● Work instruction
Among the lines of the material below, count those with the string "Source". Give the number alone.

···

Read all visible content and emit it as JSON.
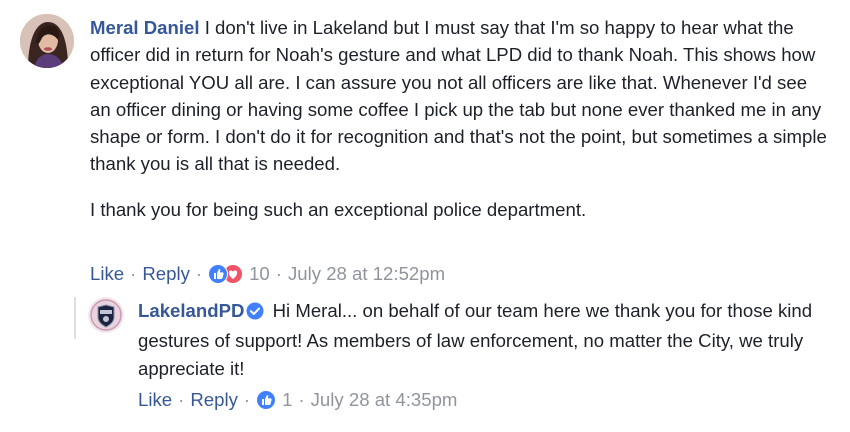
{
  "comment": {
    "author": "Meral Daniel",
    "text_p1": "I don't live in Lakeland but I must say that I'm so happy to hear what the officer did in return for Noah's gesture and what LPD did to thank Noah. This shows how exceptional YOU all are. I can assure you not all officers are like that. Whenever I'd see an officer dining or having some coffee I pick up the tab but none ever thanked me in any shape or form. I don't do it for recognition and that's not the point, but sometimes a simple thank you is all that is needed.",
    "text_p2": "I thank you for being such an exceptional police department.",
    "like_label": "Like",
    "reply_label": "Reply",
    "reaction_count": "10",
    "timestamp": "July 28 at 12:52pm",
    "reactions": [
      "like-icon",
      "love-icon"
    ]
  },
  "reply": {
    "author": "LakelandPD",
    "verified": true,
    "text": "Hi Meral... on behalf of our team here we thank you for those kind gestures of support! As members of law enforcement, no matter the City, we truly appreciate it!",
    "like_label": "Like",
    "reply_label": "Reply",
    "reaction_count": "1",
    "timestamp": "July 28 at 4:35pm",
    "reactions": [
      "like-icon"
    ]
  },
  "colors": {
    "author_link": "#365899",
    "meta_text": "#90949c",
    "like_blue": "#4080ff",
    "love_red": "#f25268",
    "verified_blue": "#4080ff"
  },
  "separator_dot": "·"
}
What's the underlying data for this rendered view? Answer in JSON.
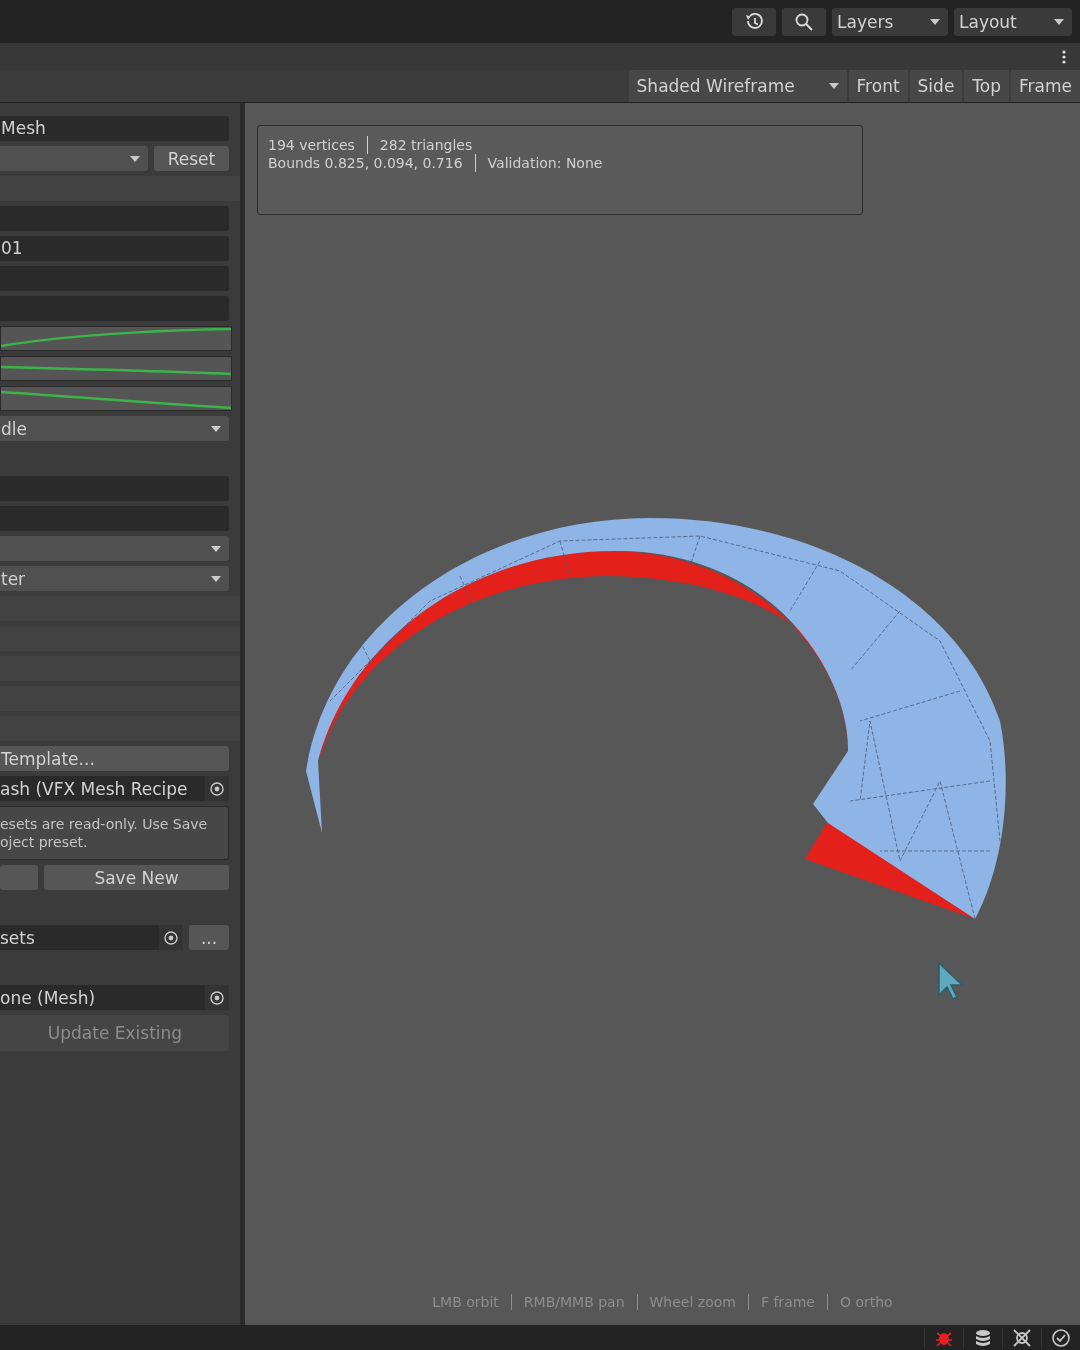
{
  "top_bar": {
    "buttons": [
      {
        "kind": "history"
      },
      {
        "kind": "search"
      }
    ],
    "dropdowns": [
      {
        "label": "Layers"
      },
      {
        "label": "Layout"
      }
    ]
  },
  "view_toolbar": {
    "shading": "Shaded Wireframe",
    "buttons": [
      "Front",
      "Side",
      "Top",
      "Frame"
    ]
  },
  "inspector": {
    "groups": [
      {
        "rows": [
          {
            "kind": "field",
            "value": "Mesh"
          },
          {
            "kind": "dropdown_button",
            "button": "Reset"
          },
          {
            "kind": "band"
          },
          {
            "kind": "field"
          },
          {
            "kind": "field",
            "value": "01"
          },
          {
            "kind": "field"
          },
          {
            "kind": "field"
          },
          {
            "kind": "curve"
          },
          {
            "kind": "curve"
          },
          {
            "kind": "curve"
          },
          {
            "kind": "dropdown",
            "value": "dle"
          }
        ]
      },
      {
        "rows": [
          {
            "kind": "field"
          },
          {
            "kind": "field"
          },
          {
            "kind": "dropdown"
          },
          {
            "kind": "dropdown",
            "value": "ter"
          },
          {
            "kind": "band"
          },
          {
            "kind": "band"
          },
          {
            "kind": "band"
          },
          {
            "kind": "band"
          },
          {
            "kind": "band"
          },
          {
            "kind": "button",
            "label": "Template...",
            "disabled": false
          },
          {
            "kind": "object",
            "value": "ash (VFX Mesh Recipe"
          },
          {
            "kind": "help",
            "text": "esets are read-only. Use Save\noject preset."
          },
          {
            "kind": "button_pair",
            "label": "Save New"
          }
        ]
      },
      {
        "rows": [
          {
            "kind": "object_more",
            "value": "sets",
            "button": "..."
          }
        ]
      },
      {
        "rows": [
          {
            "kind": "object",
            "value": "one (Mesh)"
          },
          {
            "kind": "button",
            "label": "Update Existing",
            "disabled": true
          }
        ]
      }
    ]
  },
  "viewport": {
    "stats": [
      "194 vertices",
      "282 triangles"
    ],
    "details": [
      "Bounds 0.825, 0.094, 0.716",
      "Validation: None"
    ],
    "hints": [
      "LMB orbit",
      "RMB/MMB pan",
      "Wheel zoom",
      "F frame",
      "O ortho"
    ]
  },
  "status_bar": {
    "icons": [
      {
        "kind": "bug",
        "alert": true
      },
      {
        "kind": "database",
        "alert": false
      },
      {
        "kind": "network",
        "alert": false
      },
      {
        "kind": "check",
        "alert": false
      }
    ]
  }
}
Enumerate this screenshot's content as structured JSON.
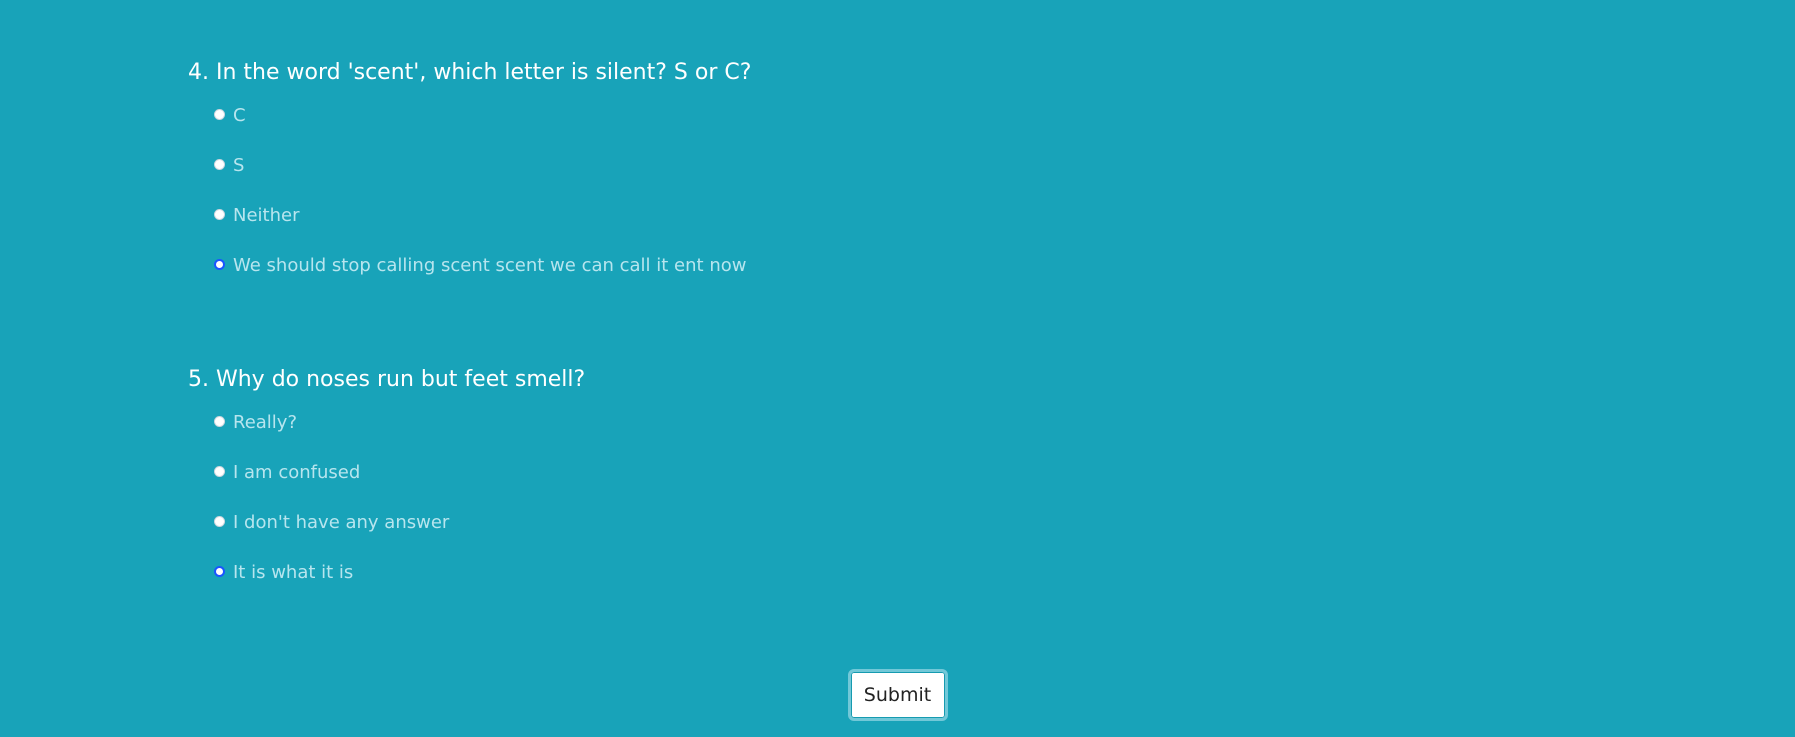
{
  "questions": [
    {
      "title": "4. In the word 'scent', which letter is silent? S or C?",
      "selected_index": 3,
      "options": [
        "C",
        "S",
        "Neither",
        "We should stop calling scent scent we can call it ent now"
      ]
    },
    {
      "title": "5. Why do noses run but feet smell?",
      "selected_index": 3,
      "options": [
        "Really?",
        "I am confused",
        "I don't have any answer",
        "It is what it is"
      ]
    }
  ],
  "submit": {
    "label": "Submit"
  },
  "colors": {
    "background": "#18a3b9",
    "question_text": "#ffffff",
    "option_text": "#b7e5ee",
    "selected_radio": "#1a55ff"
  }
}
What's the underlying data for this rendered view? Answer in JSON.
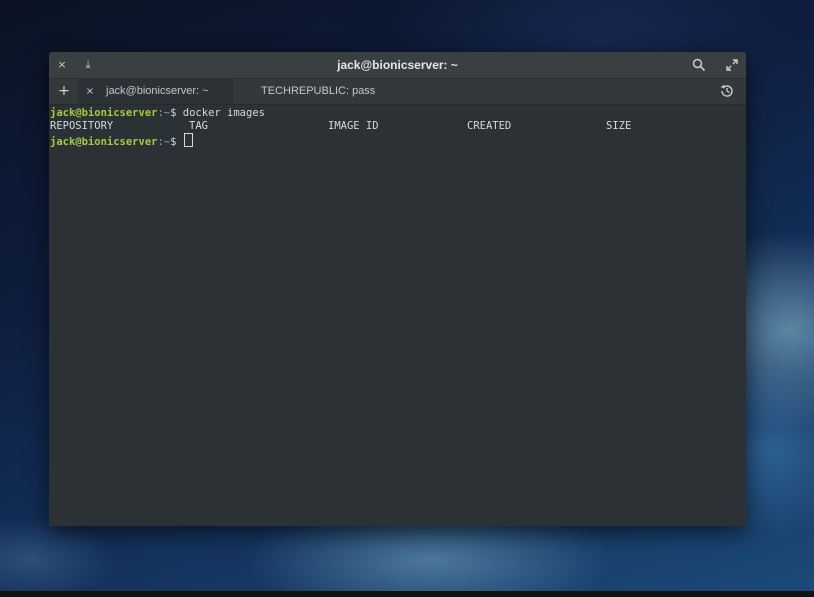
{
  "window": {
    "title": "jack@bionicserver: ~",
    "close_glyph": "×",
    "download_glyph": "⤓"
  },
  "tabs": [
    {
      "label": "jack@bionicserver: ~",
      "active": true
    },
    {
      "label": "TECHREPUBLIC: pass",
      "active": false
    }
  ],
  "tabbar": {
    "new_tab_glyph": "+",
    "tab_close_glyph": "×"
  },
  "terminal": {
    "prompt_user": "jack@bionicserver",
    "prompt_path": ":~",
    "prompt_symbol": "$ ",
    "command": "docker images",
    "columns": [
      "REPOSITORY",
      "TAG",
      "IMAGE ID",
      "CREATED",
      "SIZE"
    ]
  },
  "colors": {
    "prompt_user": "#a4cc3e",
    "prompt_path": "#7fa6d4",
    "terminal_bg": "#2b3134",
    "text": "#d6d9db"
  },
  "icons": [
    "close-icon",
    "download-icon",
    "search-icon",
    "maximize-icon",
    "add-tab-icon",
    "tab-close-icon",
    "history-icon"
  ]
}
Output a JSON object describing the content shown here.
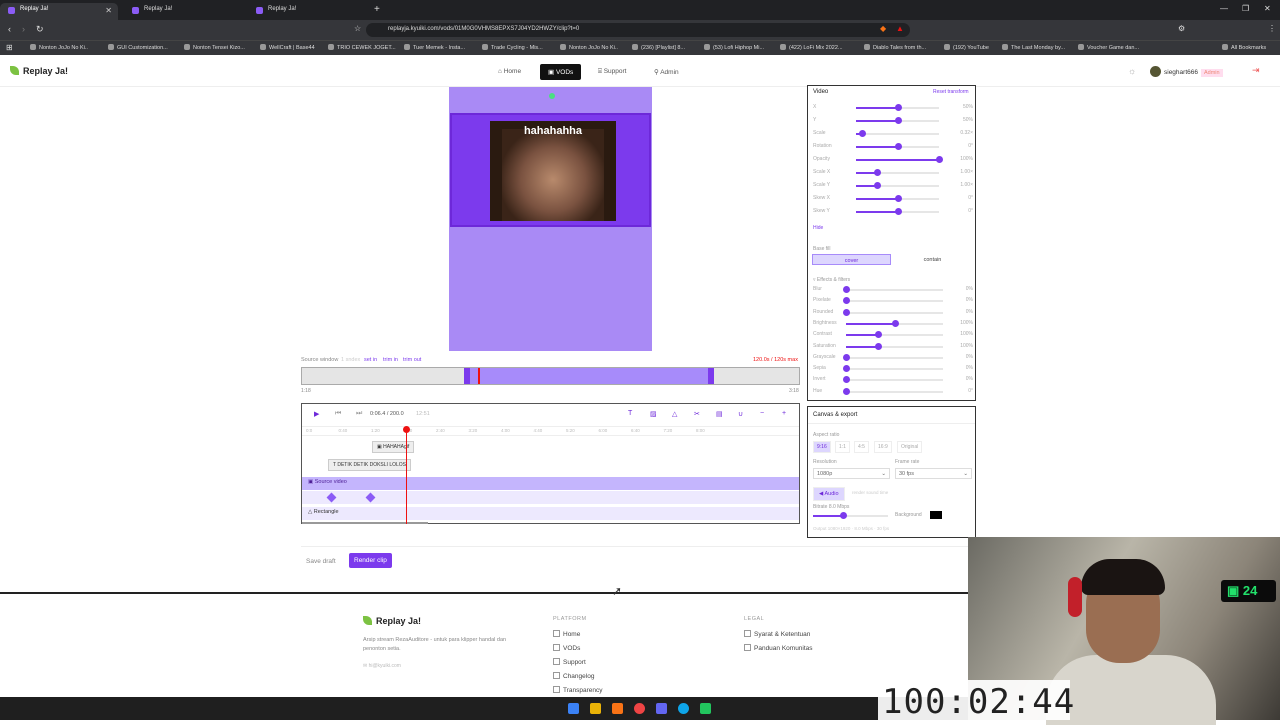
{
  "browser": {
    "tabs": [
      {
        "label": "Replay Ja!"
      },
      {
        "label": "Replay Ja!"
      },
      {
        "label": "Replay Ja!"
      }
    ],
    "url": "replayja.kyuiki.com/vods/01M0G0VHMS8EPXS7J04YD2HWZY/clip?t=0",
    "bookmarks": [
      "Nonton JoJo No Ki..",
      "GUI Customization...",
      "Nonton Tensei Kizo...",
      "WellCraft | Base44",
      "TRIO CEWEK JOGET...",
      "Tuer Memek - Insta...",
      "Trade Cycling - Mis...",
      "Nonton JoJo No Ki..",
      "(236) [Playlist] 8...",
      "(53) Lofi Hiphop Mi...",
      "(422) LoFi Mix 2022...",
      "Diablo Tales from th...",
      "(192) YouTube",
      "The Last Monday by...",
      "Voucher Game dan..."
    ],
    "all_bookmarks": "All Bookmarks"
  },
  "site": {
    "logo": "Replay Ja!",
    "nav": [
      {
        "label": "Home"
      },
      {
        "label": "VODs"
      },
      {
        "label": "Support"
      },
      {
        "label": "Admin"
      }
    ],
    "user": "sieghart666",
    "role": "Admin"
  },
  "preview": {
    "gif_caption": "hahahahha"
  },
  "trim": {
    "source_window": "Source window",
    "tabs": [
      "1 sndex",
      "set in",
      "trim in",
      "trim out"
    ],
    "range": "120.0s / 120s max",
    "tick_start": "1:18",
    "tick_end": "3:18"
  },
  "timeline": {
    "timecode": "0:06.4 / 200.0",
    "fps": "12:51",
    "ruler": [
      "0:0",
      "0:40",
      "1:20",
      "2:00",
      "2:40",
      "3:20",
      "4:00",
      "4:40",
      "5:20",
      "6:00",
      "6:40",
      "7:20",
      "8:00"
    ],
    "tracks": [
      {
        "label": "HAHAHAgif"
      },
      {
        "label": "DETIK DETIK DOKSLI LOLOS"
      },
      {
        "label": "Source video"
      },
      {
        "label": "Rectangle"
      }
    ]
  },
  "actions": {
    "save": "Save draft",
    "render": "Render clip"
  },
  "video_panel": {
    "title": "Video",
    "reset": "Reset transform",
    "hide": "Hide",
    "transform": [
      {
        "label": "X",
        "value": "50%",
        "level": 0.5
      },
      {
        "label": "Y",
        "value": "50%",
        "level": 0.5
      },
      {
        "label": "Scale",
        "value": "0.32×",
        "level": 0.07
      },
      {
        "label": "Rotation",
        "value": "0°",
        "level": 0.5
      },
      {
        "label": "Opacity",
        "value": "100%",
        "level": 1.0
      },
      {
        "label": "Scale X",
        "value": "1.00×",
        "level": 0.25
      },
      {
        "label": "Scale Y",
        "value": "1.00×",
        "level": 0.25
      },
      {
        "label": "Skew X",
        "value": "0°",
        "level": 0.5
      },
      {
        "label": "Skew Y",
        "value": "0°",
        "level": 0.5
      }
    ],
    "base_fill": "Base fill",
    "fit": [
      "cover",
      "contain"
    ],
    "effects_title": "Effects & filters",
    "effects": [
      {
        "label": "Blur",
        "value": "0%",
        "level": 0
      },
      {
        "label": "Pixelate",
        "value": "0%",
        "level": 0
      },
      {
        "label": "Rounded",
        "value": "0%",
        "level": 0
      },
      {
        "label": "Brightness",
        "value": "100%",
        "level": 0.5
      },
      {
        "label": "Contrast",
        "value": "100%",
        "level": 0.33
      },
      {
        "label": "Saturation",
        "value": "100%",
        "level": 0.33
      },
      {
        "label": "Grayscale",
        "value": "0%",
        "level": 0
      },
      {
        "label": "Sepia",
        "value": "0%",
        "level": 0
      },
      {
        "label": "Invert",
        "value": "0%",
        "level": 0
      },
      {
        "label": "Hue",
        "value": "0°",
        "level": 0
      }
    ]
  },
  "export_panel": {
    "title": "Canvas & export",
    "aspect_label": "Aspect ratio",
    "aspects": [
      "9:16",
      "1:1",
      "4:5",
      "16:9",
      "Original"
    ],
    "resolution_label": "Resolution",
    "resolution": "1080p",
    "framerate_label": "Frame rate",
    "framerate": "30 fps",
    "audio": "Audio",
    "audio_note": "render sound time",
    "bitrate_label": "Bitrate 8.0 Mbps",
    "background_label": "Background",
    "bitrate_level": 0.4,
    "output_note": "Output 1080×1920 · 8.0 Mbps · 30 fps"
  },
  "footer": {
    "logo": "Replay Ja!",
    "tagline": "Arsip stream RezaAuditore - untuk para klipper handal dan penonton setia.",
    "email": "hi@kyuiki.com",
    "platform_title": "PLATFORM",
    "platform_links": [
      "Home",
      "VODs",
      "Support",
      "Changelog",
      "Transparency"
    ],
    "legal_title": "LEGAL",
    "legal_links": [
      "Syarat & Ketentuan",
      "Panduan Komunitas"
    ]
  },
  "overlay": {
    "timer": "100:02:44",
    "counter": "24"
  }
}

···

● Written reply
2